Study your past exam(s) and the solutions for that exam very carefully. 

Are you missing problems that are similar to ones you have seen in workshop and/or the problem sets?

If you missed problems that are similar to previously assigned workshop and homework problems, you need to understand why.  You should not be leaving workshop without understanding the problems there.  Did you not understand the problems?  Are you afraid to ask questions in workshop?  If so, you should try hard to get over that.  At least make a note of the problems that bother you and ask someone later.  When you did the problem sets relevant for the test, did you try each of the problems on your own before talking it over with someone else?  Are you relying on someone else to pull you through the problem sets in such a way that you really aren't understanding them?  Make sure you give it a try first, then consult with others or the soln manual, but make sure you understand how the problems are done and why they were done the way they were.  After the fact, you should sit down with the solutions to each problem set and strive to understand the hows and whys of each solution.   You should ask someone about anything that doesn't make sense to you.

Are you making silly errors on things that you know how to do?

Try to get in the habit of checking over your work carefully.  Do dimensional analysis and limiting case sanity checks.  Does the problem seem excessively hard?  If so, you may be missing a much simpler way of doing the problem.  Take some of Manly's old exams for practice.  Focus on not making those silly errors.

Are you having trouble getting the correct picture of the problem in your head?

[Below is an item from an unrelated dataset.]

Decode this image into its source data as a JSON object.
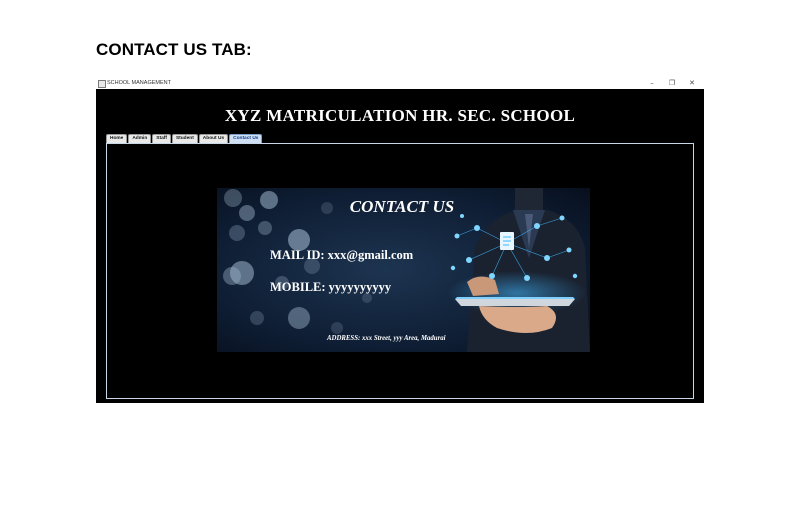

Usually, Prof. Manly (or his helper) will answer questions pertaining to the interpretation of the problem.  Ask if you aren't sure or if the problem seems impossible or excessively difficult.

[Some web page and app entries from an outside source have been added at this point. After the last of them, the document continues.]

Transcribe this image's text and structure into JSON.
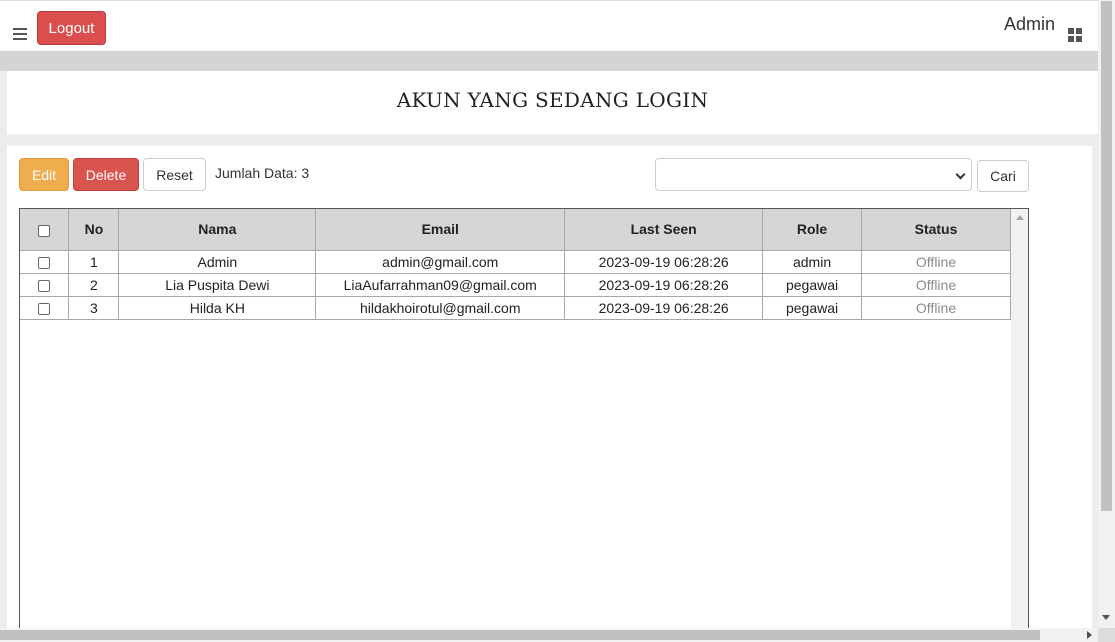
{
  "header": {
    "logout_label": "Logout",
    "user_name": "Admin"
  },
  "page": {
    "title": "AKUN YANG SEDANG LOGIN"
  },
  "toolbar": {
    "edit_label": "Edit",
    "delete_label": "Delete",
    "reset_label": "Reset",
    "count_text": "Jumlah Data: 3",
    "search_value": "",
    "search_label": "Cari"
  },
  "table": {
    "columns": [
      "No",
      "Nama",
      "Email",
      "Last Seen",
      "Role",
      "Status"
    ],
    "rows": [
      {
        "no": "1",
        "nama": "Admin",
        "email": "admin@gmail.com",
        "last_seen": "2023-09-19 06:28:26",
        "role": "admin",
        "status": "Offline"
      },
      {
        "no": "2",
        "nama": "Lia Puspita Dewi",
        "email": "LiaAufarrahman09@gmail.com",
        "last_seen": "2023-09-19 06:28:26",
        "role": "pegawai",
        "status": "Offline"
      },
      {
        "no": "3",
        "nama": "Hilda KH",
        "email": "hildakhoirotul@gmail.com",
        "last_seen": "2023-09-19 06:28:26",
        "role": "pegawai",
        "status": "Offline"
      }
    ]
  },
  "icons": {
    "menu": "hamburger-icon",
    "apps": "grid-icon"
  },
  "colors": {
    "danger": "#d9534f",
    "warning": "#f0ad4e",
    "header_bg": "#d6d6d8"
  }
}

Are you doing okay on things that are similar to what you have seen, but having real trouble getting started if you are asked something that is a bit different or new?

Often this might be due to relying on others too much while doing the early stages of problems in the problem sets.  It can be due to lack of practice.  Make sure you do all the problem sets and workshops!  Practice the problems on old exams as if they were your exam.  Often a problem such as this is due to lack of depth of understanding and/or lack of confidence.  Both of these can improve with practice and experience.  If you need more than the assigned problems, hit the books on reserve in the Physics and Astronomy library.

Are you extraordinarily nervous in the exam?

If you are having real issues with exam nerves on physics exams (more than you see in other courses), contact Prof. Manly about it.

Did you get a decent night of sleep before the exam?

Stay up with the course enough that you can get decent sleep before these exams.  This isn't a memorization course.  You need to be quick witted in order to think your way through new problems.  DON'T CRAM this stuff!

How do you approach studying for the exam?  Do you cram the material in the day or two before the exam?

Are you doing the problem sets?  If not, that's the problem.  You must do problems, problems and more problems to prepare well for physics exams!  Physics does not cram.  Try to stay on top of the course.   It is a huge mistake to go thru the motions of doing the problem sets quickly without getting a deep understanding with the intention of getting that understanding just before the exam.  Take the time as you go and refresh and review and practice problems just before the exam.  Reviewing the solution sets is useful if done the right way (understand, don't just follow along). 

How do you approach the problem sets?

Don't rely too much on friends or the solution set.   Consult with others and/or the solutions manual after you have really spent some time trying to figure out the problem.  Before starting the problems, review the material and read the chapter and look over the examples.  When you first confront each problem, try to do it first without flipping back through the book immediately.   Give yourself time to really think about it.  If it does not work, write down your concept of the problem and your questions about it.  Then go to the book, consult others, etc.  Once you see how to do the problem, go back and try to see why you didn't get there in the first place.